Speaking to the BBC, Moretz, explained that she was raised in the “very Christian baptist town” of Rome, Georgia.
“So, when my brothers came out it, was fairly jarring to the community. We were very blessed to have my mother who is incredibly progressive,” she said.
“But, nonetheless, they dealt with a lot of self-hate when they came out. And they tried to, which is very common within the community that we grew up in, ‘pray the gay away’ on their own before coming out to the family, which I was unaware of during the time.
Moretz, who described herself as an “advocate and ally” of the LGBT+ community, added that finding out that her brothers had done this was “shocking.”
The actor stars as the title character in The Miseducation of Cameron Post, who is sent of to a gay conversion therapy camp after getting caught having sex with the school prom queen, and is based on the 2012 novel of the same name by Emily M. Danfort.
The Miseducation of Cameron Post was released in the US on August 3, and is out in cinemas from September 7 in the UK.
The 21-year old recently said that “queer films should be made be queer people” while discussing a rival moviel release, Boy, Erased.
Moretz said that her film was directed by a bisexual woman—Desiree Akhavan—while Boy, Erased is directed and written by Hollywood star Joel Edgerton.
Boy Erased is, however, based on the memoirs of a gay man, Garrard Conley, who was forced to undergo ‘cure’ therapy as a teenager.
Moretz also argued that Hollywood could do more to tell LGBT+ stories, saying: “Even though people want these movies to be told, they want these things to be said, they’re not backing it enough.
“They’re still backing first and foremost the straight white man who is going to be putting out the movie that’s the safer bet,” she went on.
“They want something that’s a pretty package, but that’s still tolerable and acceptable.
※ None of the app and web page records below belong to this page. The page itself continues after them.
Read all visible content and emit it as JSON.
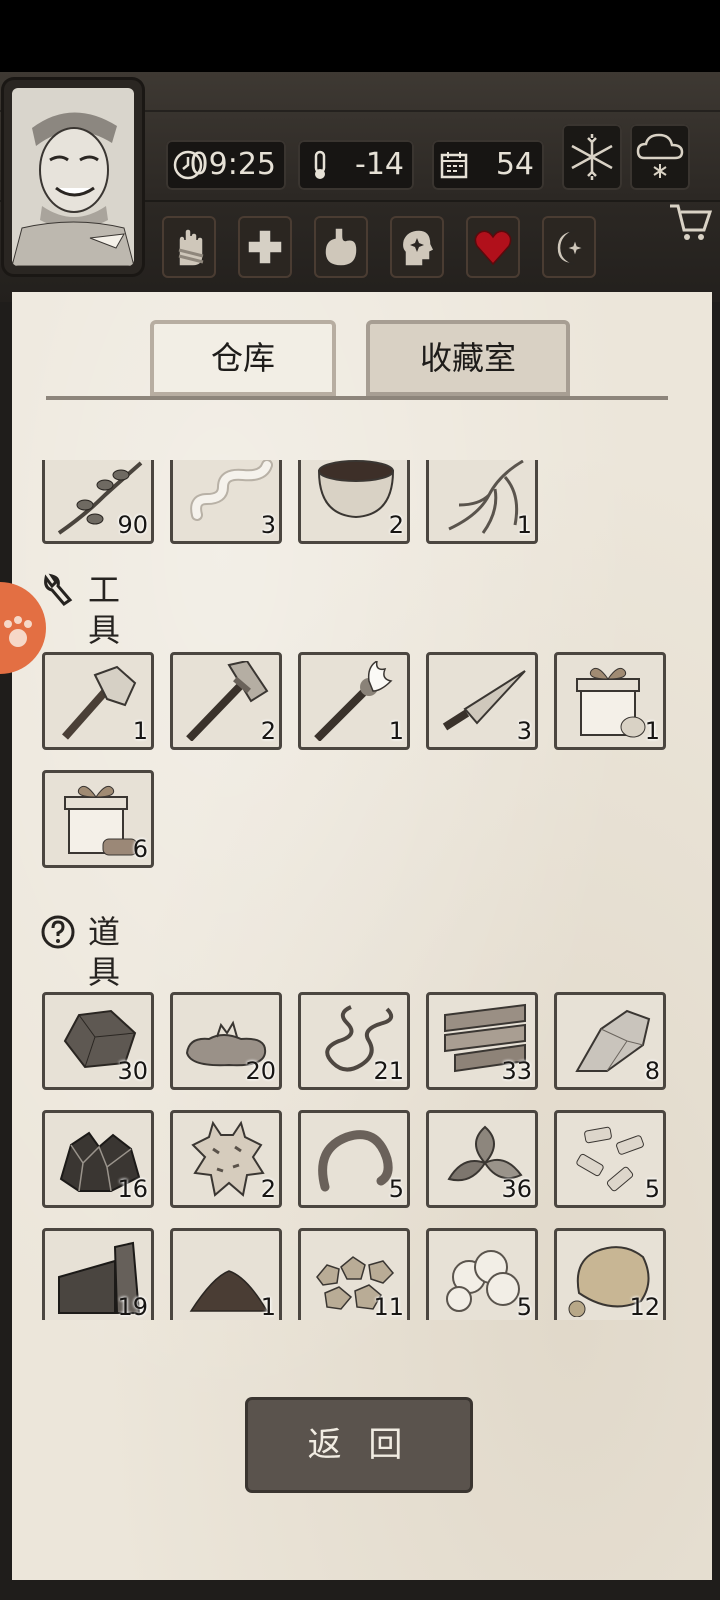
{
  "hud": {
    "time": "09:25",
    "temperature": "-14",
    "day": "54"
  },
  "tabs": {
    "warehouse": "仓库",
    "collection": "收藏室"
  },
  "sections": {
    "tools_title": "工具",
    "items_title": "道具"
  },
  "materials_row": [
    {
      "icon": "herb-branch-icon",
      "count": "90"
    },
    {
      "icon": "bandage-icon",
      "count": "3"
    },
    {
      "icon": "bowl-icon",
      "count": "2"
    },
    {
      "icon": "root-icon",
      "count": "1"
    }
  ],
  "tools": [
    {
      "icon": "stone-axe-icon",
      "count": "1"
    },
    {
      "icon": "stone-hammer-icon",
      "count": "2"
    },
    {
      "icon": "torch-icon",
      "count": "1"
    },
    {
      "icon": "spear-tip-icon",
      "count": "3"
    },
    {
      "icon": "gift-box-food-icon",
      "count": "1"
    },
    {
      "icon": "gift-box-wood-icon",
      "count": "6"
    }
  ],
  "items": [
    {
      "icon": "stone-icon",
      "count": "30"
    },
    {
      "icon": "water-puddle-icon",
      "count": "20"
    },
    {
      "icon": "worm-icon",
      "count": "21"
    },
    {
      "icon": "wood-planks-icon",
      "count": "33"
    },
    {
      "icon": "flint-icon",
      "count": "8"
    },
    {
      "icon": "ore-icon",
      "count": "16"
    },
    {
      "icon": "animal-hide-icon",
      "count": "2"
    },
    {
      "icon": "rope-icon",
      "count": "5"
    },
    {
      "icon": "leaves-icon",
      "count": "36"
    },
    {
      "icon": "bone-fragments-icon",
      "count": "5"
    },
    {
      "icon": "metal-scrap-icon",
      "count": "19"
    },
    {
      "icon": "soil-pile-icon",
      "count": "1"
    },
    {
      "icon": "gold-nuggets-icon",
      "count": "11"
    },
    {
      "icon": "cotton-icon",
      "count": "5"
    },
    {
      "icon": "sponge-rock-icon",
      "count": "12"
    }
  ],
  "back_button": "返 回",
  "colors": {
    "panel": "#ece6da",
    "frame": "#2c2824",
    "heart": "#b1101b",
    "orange_tab": "#e36f43"
  }
}
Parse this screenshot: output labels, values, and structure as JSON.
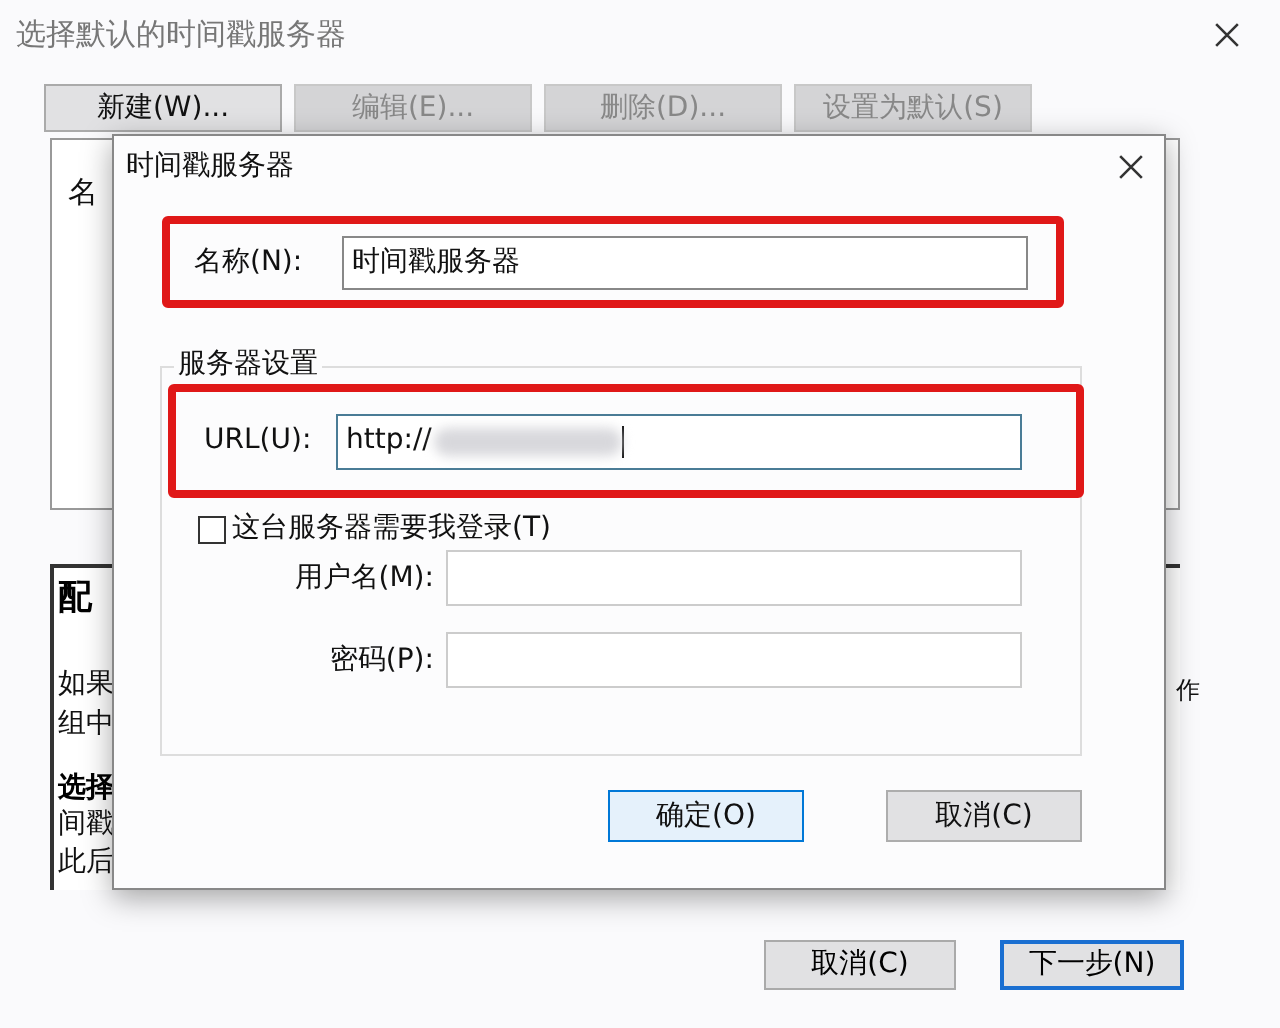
{
  "window": {
    "title": "选择默认的时间戳服务器",
    "toolbar": [
      {
        "label": "新建(W)...",
        "disabled": false
      },
      {
        "label": "编辑(E)...",
        "disabled": true
      },
      {
        "label": "删除(D)...",
        "disabled": true
      },
      {
        "label": "设置为默认(S)",
        "disabled": true
      }
    ],
    "list_header": "名",
    "info_panel": {
      "heading": "配",
      "lines": [
        "如果",
        "组中"
      ],
      "subheading": "选择",
      "more_lines": [
        "间戳",
        "此后"
      ],
      "right_fragment": "作"
    },
    "buttons": [
      {
        "label": "取消(C)",
        "default": false
      },
      {
        "label": "下一步(N)",
        "default": true
      }
    ]
  },
  "dialog": {
    "title": "时间戳服务器",
    "name_field": {
      "label": "名称(N):",
      "value": "时间戳服务器",
      "highlighted": true
    },
    "group": {
      "title": "服务器设置",
      "url_field": {
        "label": "URL(U):",
        "value": "http://",
        "highlighted": true
      },
      "login_checkbox": {
        "label": "这台服务器需要我登录(T)",
        "checked": false
      },
      "username_field": {
        "label": "用户名(M):"
      },
      "password_field": {
        "label": "密码(P):"
      }
    },
    "buttons": [
      {
        "label": "确定(O)",
        "default": true
      },
      {
        "label": "取消(C)",
        "default": false
      }
    ]
  }
}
And I think that’s unfair.”
A report published earlier this year found that LGBT+ representation was down in Hollywood in 2017.
The statistics, published by LGBT media advocacy association GLAAD, found that only 14 major studio releases had LGBT characters, making up only 12.8 percent of films.
“At a time when the entertainment industry is holding much-needed discussions about inclusion, now is the time to ensure the industry takes meaningful action and incorporates LGBTQ stories and creators as among priorities areas for growing diversity,” said GLAAD chief executive Sarah Kate Ellis.